Last Updated on May 7, 2015, by eNotes Editorial. Word Count: 1232
Aurungzebe, the emperor of Delhi, entertains Abdalla, who recently abdicated his throne to his son Aliris and is on a pilgrimage to the Shrine of the Prophet. Aurungzebe has promised his daughter Lalla Rookh (Tulip Cheek) in marriage to Aliris. The lonely princess is to journey to Kashmir, where she and Aliris will meet and be married.
Lalla Rookh’s caravan, of the finest and most comfortable equipment, is manned by the most loyal and efficient of servants, the entire cavalcade having been sent by Aliris to conduct his bride to him. Among the servants sent by Aliris is a young poet of Kashmir, Feramorz. Feramorz captivates all the women with his beauty and charming musical ability as he sings and recites to the accompaniment of his kitar. Lalla Rookh, not immune, becomes enamored of the young poet.
Fadladeen, the chamberlain traveling as Lalla Rookh’s protector, is a bumptious, all-knowing, perspicacious authority on any subject: food, science, religion, and literature. His criticism is so detailed and harsh that the person being assessed is reduced to feeling like a virtual ignoramus. Fadladeen criticizes Feramorz’s poem “The Veiled Prophet of Khorassan,” which tells the story of Azim and Zelica, young lovers who live in the province of Khorassan.
In the story, after Azim goes off to fight in the wars in Greece, Zelica is enticed into the harem of Mokanna, the “veiled prophet of Khorassan,” in the belief that she will gain admission into Paradise; there she will be reunited with Azim, whom she believes has been killed in the Greek wars. Mokanna is a dastardly, cruel ruler who has gained the throne through magic. When Azim learns, in a dream, of Zelica’s plight, he returns to his country to join the army of the veiled prophet. Discovering the truth of his vision of Zelica’s unhappy state, he joins the troops of an enemy caliph and fights against Mokanna.

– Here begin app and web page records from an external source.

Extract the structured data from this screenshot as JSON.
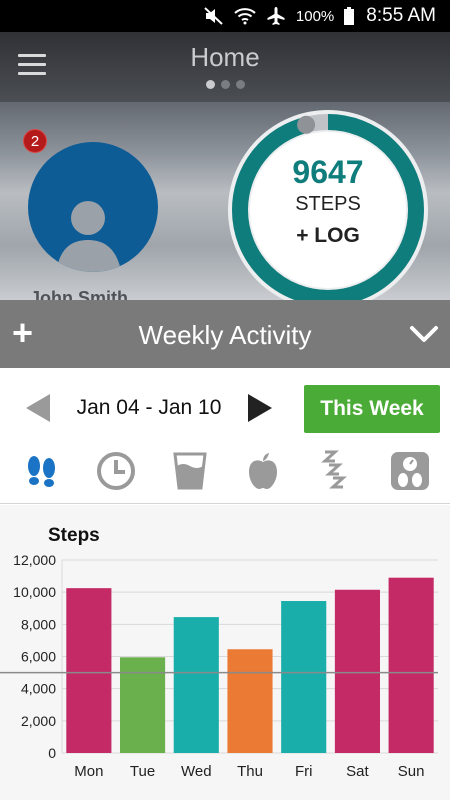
{
  "status_bar": {
    "battery_pct": "100%",
    "time": "8:55 AM"
  },
  "header": {
    "title": "Home",
    "page_count": 3,
    "active_page": 0
  },
  "profile": {
    "notification_count": "2",
    "name": "John Smith"
  },
  "steps_ring": {
    "steps": "9647",
    "label": "STEPS",
    "log_label": "+ LOG",
    "progress": 0.96
  },
  "activity_panel": {
    "add_label": "+",
    "title": "Weekly Activity"
  },
  "week_nav": {
    "date_range": "Jan 04 - Jan 10",
    "this_week_label": "This Week"
  },
  "metrics": [
    {
      "icon": "footsteps-icon",
      "active": true
    },
    {
      "icon": "clock-icon",
      "active": false
    },
    {
      "icon": "water-glass-icon",
      "active": false
    },
    {
      "icon": "apple-icon",
      "active": false
    },
    {
      "icon": "sleep-zzz-icon",
      "active": false
    },
    {
      "icon": "scale-icon",
      "active": false
    }
  ],
  "colors": {
    "accent_green": "#4aab36",
    "ring_teal": "#0f7d7c",
    "bar_magenta": "#c42a65",
    "bar_green": "#6ab04c",
    "bar_teal": "#1aaeab",
    "bar_orange": "#ea7a34",
    "icon_blue": "#1a73c4",
    "icon_grey": "#9a9a9a"
  },
  "chart_data": {
    "type": "bar",
    "title": "Steps",
    "categories": [
      "Mon",
      "Tue",
      "Wed",
      "Thu",
      "Fri",
      "Sat",
      "Sun"
    ],
    "values": [
      10250,
      5950,
      8450,
      6450,
      9450,
      10150,
      10900
    ],
    "bar_colors": [
      "#c42a65",
      "#6ab04c",
      "#1aaeab",
      "#ea7a34",
      "#1aaeab",
      "#c42a65",
      "#c42a65"
    ],
    "ylim": [
      0,
      12000
    ],
    "yticks": [
      "0",
      "2,000",
      "4,000",
      "6,000",
      "8,000",
      "10,000",
      "12,000"
    ],
    "goal_line": 5000,
    "grid": true
  }
}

Mokanna, defeated, commits suicide by plunging into a vat of corrosive poison. Zelica, feeling remorse for having become Mokanna’s wife and sadness at seeing her young lover but not being able to be his, puts on the veil of Mokanna and confronts the caliph’s army, with the intention of being mistaken for Mokanna and being killed. Azim does mistake her for Mokanna and attacks her; before she dies of her wounds, her identity is revealed and the lovers exchange vows of devotion and forgiveness. Azim grows old grieving by Zelica’s grave, where he finally dies after another vision in which Zelica appears and tells him she is blessed.
Feramorz, unaccustomed to criticism, is taken aback by Fadladeen’s reaction to this beautiful love poem. Fadladeen is caustic. He belabors the subject of long speeches by the characters in the story, contrasts Feramorz’s poem with the fluency and tone of poems of other writers of the day, and analyzes the meters of specific lines in the poem. Feramorz does not attempt to tell another story for some days.
Finally, encouraged to sing by Lalla Rookh, he begins his second poem only after an appealing look at Fadladeen as he explains that this tale, “Paradise and the Peri,” is in a lighter and humbler vein than the first. In the poem, the peri, wishing to be admitted to Paradise, is told to bring as her passport the gift most treasured by heaven. Her first offering is a drop of blood from a dying Indian patriot; this unacceptable gift is followed by the last sigh of an Egyptian maiden as she dies of grief at the loss of the lover whom she has nursed through the plague. Rejected for this gift, the peri is finally admitted to Paradise when she presents the penitential tear of a hardened criminal of Balbec. The criminal’s tear had been shed as he heard a child’s prayer. Fadladeen is even more outspoken in his criticism of Feramorz’s second story. He refuses to be halted in...
(The entire section contains 1490 words.)
Unlock This Study Guide Now
Start your 48-hour free trial to unlock this Lalla Rookh study guide. You'll get access to all of the Lalla Rookh content, as well as access to more than 30,000 additional guides and more than 350,000 Homework Help questions answered by our experts.
- Critical Essays